Directions for this task. Retype the line in which "Give me the" appears, then every line after it until the records end. Leave out the pictures.

Information provided.
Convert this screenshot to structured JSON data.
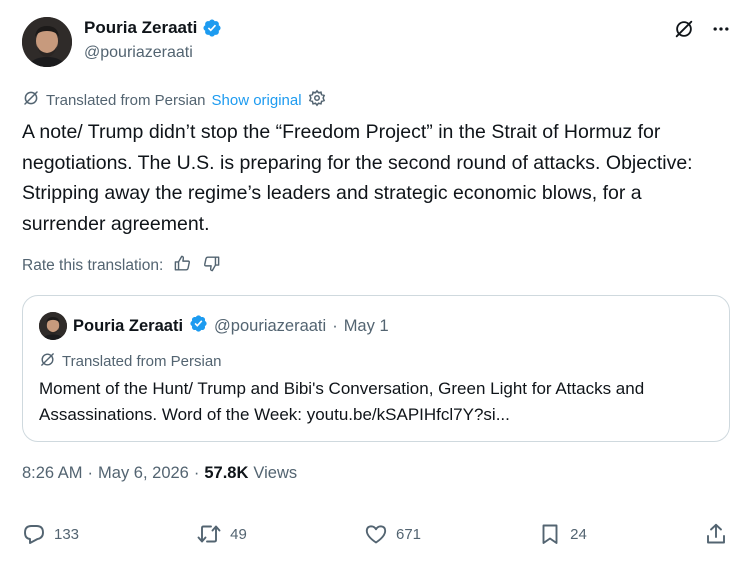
{
  "author": {
    "name": "Pouria Zeraati",
    "handle": "@pouriazeraati"
  },
  "translation": {
    "label": "Translated from Persian",
    "show_original": "Show original"
  },
  "tweet": {
    "text": "A note/ Trump didn’t stop the “Freedom Project” in the Strait of Hormuz for negotiations. The U.S. is preparing for the second round of attacks. Objective: Stripping away the regime’s leaders and strategic economic blows, for a surrender agreement."
  },
  "rate": {
    "label": "Rate this translation:"
  },
  "quote": {
    "name": "Pouria Zeraati",
    "handle": "@pouriazeraati",
    "separator": "·",
    "date": "May 1",
    "translated": "Translated from Persian",
    "text": "Moment of the Hunt/ Trump and Bibi's Conversation, Green Light for Attacks and Assassinations. Word of the Week: youtu.be/kSAPIHfcl7Y?si..."
  },
  "meta": {
    "time": "8:26 AM",
    "sep1": "·",
    "date": "May 6, 2026",
    "sep2": "·",
    "views_count": "57.8K",
    "views_label": "Views"
  },
  "actions": {
    "replies": "133",
    "reposts": "49",
    "likes": "671",
    "bookmarks": "24"
  },
  "colors": {
    "accent": "#1d9bf0",
    "secondary_text": "#536471",
    "primary_text": "#0f1419",
    "border": "#cfd9de"
  }
}
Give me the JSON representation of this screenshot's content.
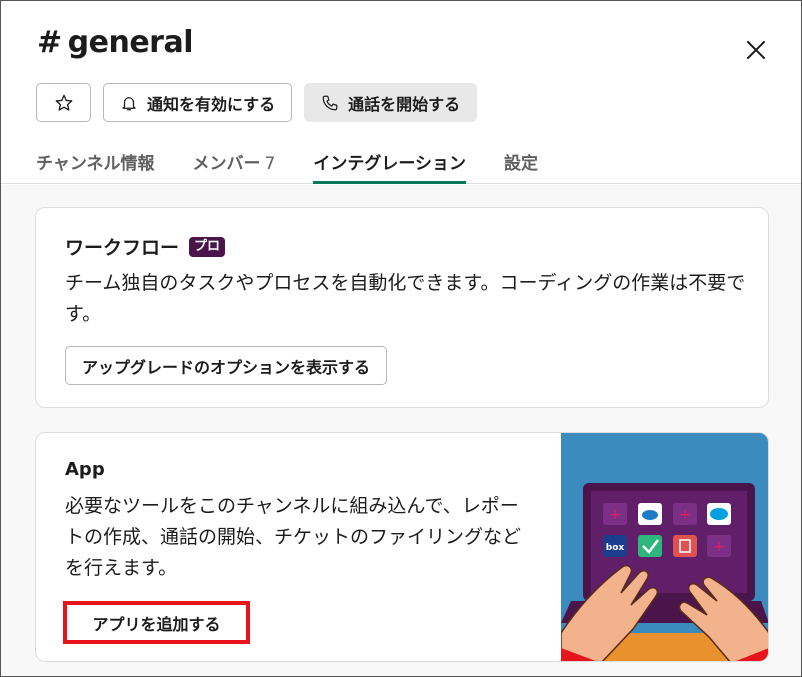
{
  "channel": {
    "hash": "#",
    "name": "general"
  },
  "header_buttons": {
    "star_icon": "star-icon",
    "notify_label": "通知を有効にする",
    "call_label": "通話を開始する"
  },
  "tabs": [
    {
      "label": "チャンネル情報"
    },
    {
      "label": "メンバー",
      "count": "7"
    },
    {
      "label": "インテグレーション",
      "active": true
    },
    {
      "label": "設定"
    }
  ],
  "workflow": {
    "title": "ワークフロー",
    "badge": "プロ",
    "description": "チーム独自のタスクやプロセスを自動化できます。コーディングの作業は不要です。",
    "button_label": "アップグレードのオプションを表示する"
  },
  "apps": {
    "title": "App",
    "description": "必要なツールをこのチャンネルに組み込んで、レポートの作成、通話の開始、チケットのファイリングなどを行えます。",
    "button_label": "アプリを追加する",
    "illustration_logos": [
      "box",
      "salesforce"
    ]
  },
  "colors": {
    "accent_tab": "#007a5a",
    "badge_bg": "#4a154b",
    "highlight": "#e8141c",
    "illustration_bg": "#3c8bbf",
    "laptop": "#4a154b"
  }
}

Your response.
Give me the JSON representation of this screenshot's content.
{
  "channel": {
    "hash": "#",
    "name": "general"
  },
  "header_buttons": {
    "star_icon": "star-icon",
    "notify_label": "通知を有効にする",
    "call_label": "通話を開始する"
  },
  "tabs": [
    {
      "label": "チャンネル情報"
    },
    {
      "label": "メンバー",
      "count": "7"
    },
    {
      "label": "インテグレーション",
      "active": true
    },
    {
      "label": "設定"
    }
  ],
  "workflow": {
    "title": "ワークフロー",
    "badge": "プロ",
    "description": "チーム独自のタスクやプロセスを自動化できます。コーディングの作業は不要です。",
    "button_label": "アップグレードのオプションを表示する"
  },
  "apps": {
    "title": "App",
    "description": "必要なツールをこのチャンネルに組み込んで、レポートの作成、通話の開始、チケットのファイリングなどを行えます。",
    "button_label": "アプリを追加する",
    "illustration_logos": [
      "box",
      "salesforce"
    ]
  },
  "colors": {
    "accent_tab": "#007a5a",
    "badge_bg": "#4a154b",
    "highlight": "#e8141c",
    "illustration_bg": "#3c8bbf",
    "laptop": "#4a154b"
  }
}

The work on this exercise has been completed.